“You’ve got your fake crew, your real crew, you’ve got 22 characters, then the Crawley family come to watch,” Curtis explained. “It’s a real 3D Sudoku trying to work out how to shoot it.”
But this isn’t Curtis’s first experience with an involved, film-within-a-film storyline. His 2011 film “My Week with Marilyn” chronicles a week with Marilyn Monroe (Michelle Williams) and the creation of the 1957 film “The Prince and the Showgirl.” Drawing on prior knowledge and learned experiences from “My Week with Marilyn” helped keep Curtis grounded amongst the metacinematic filmmaking complexities of the newest “Downton Abbey” installment.
“I knew that if you’re doing a scene in which a scene is being filmed from another film, you’ve got to make sure everyone knows what that scene they’re filming is — because sometimes the script is just three lines,” Curtis recalled from his time directing the 2011 biopic.
Aside from the silent-film plot point, a notable portion of the film follows members of the aristocratic family as they travel from England to the south of France to investigate a mystifying potential scandal. Yet international travel was a feat made difficult considering much of the film was shot during the height of the COVID-19 pandemic in 2021.
“The biggest issue was that we didn’t know whether we were going to be able to go because of the travel restrictions,” the filmmaker said. “So we had to prepare British versions, British locations for all the French scenes in case we couldn’t go.”
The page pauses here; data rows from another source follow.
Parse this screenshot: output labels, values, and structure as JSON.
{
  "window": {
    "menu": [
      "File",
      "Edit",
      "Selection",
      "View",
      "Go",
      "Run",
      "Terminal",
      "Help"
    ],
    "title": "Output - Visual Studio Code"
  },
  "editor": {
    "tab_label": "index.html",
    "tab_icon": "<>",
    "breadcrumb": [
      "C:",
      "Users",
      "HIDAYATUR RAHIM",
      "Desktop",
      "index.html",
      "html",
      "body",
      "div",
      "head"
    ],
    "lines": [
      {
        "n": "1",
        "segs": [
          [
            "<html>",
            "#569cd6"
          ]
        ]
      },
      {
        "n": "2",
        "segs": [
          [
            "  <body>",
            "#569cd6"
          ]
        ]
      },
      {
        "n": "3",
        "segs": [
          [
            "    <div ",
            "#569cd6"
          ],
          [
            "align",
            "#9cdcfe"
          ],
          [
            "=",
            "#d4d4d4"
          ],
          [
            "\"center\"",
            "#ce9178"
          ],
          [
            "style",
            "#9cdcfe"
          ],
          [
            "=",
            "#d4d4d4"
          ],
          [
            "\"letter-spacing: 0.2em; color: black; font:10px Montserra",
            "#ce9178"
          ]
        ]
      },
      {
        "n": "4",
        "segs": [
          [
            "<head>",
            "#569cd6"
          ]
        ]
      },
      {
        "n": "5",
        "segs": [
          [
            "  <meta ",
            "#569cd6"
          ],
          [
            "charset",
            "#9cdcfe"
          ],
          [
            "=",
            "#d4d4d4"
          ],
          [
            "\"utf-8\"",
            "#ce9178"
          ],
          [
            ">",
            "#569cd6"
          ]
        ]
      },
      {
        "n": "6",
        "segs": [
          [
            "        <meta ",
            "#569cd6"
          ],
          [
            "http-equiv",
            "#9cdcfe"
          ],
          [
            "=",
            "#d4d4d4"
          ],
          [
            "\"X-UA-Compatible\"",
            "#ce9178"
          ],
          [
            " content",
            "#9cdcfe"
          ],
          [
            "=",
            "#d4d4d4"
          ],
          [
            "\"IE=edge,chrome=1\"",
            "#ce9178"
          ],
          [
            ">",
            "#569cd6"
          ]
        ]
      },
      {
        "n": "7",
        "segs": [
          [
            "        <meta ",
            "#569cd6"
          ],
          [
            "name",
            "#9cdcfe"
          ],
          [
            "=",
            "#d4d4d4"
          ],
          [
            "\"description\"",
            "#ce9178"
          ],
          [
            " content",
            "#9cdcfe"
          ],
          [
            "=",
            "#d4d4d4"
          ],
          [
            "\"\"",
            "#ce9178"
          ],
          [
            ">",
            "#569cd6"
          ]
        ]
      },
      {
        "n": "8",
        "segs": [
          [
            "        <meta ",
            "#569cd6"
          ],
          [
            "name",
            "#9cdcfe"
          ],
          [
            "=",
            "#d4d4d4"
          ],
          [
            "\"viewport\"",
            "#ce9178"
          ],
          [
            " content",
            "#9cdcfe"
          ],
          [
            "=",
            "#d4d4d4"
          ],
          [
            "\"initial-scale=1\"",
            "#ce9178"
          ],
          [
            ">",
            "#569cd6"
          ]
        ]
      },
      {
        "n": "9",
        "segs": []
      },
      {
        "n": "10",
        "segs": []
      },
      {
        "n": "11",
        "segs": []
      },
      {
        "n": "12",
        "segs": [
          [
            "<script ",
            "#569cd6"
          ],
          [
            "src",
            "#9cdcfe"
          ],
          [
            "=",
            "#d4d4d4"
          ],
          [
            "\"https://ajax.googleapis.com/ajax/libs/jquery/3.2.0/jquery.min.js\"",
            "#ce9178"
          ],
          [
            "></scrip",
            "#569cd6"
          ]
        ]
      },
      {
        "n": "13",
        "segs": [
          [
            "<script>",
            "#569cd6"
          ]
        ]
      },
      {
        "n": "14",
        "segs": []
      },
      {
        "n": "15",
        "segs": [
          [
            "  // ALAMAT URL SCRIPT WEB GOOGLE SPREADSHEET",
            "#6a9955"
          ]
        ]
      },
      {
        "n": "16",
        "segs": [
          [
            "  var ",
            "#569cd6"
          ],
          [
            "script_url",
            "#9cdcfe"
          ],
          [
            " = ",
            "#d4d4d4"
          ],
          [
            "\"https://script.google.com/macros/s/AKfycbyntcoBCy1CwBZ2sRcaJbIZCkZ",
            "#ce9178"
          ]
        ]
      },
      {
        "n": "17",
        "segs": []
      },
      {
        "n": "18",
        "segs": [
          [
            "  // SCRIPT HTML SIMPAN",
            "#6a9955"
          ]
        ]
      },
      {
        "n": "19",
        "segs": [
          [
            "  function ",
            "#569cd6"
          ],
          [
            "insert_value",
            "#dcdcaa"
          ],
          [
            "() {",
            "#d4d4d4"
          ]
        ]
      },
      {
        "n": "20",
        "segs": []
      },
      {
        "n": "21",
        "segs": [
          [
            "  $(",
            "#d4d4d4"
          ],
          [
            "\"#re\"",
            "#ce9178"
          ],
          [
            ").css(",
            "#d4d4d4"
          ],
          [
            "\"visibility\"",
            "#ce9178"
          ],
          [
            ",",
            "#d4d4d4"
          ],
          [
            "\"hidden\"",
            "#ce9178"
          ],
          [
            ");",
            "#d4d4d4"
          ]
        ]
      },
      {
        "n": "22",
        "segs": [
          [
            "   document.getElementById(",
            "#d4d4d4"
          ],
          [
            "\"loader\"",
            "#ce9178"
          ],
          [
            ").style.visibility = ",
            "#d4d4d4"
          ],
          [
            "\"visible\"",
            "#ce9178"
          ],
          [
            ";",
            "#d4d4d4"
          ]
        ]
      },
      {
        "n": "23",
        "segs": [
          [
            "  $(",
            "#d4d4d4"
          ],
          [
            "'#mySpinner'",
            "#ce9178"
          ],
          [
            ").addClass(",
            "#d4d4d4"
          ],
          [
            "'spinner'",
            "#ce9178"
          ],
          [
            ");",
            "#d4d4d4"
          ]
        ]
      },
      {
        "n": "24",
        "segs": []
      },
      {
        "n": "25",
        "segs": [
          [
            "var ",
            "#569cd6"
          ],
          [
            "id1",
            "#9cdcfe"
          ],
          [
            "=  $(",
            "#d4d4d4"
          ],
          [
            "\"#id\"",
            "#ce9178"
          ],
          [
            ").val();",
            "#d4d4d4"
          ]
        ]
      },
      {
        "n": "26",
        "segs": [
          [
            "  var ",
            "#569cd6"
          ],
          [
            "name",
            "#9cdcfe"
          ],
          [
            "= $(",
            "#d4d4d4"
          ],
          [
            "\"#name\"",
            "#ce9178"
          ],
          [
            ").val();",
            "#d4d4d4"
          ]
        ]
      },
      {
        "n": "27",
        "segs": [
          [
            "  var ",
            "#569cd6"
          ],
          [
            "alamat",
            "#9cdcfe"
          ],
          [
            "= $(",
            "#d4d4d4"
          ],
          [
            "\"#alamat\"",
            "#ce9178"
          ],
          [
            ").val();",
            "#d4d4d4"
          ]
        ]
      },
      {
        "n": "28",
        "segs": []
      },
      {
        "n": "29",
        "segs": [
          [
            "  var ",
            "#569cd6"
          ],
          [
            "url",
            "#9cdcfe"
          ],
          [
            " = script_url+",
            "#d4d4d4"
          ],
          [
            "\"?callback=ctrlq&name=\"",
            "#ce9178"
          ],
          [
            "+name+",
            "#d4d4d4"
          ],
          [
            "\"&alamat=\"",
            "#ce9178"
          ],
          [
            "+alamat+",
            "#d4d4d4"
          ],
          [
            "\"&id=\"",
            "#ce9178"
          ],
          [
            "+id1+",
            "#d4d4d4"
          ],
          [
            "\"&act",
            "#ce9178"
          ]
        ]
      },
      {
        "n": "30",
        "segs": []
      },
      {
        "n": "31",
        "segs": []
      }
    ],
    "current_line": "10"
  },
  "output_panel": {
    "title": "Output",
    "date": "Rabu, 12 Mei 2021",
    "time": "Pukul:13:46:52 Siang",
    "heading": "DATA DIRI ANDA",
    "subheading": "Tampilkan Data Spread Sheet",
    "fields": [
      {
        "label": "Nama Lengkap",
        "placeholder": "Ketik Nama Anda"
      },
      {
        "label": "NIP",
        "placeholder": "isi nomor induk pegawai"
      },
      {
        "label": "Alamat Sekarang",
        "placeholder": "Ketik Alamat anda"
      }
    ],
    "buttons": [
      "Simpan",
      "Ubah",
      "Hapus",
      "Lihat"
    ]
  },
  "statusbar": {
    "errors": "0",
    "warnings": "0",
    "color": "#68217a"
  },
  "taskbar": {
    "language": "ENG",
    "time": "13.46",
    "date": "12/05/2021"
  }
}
Many COVID-19 tests later, the crew was fortunately able to safely and successfully finish filming in France. Emerging from the middle of the COVID-19 pandemic with just as much heart and grace, the “Downton Abbey” narrative still stands the test of time.
“They’re human beings engaging with each other,” Curtis stated, “which is what I think the greatest strength of Downton is, whether it’s 1928, or 2008.”
“Downton Abbey: A New Era” might take place almost a century away from the modern world, but Curtis’s evocative, intimate storytelling infuses the film with a nostalgic warmth that resonates with today’s audiences — and surely with viewers for many years to come.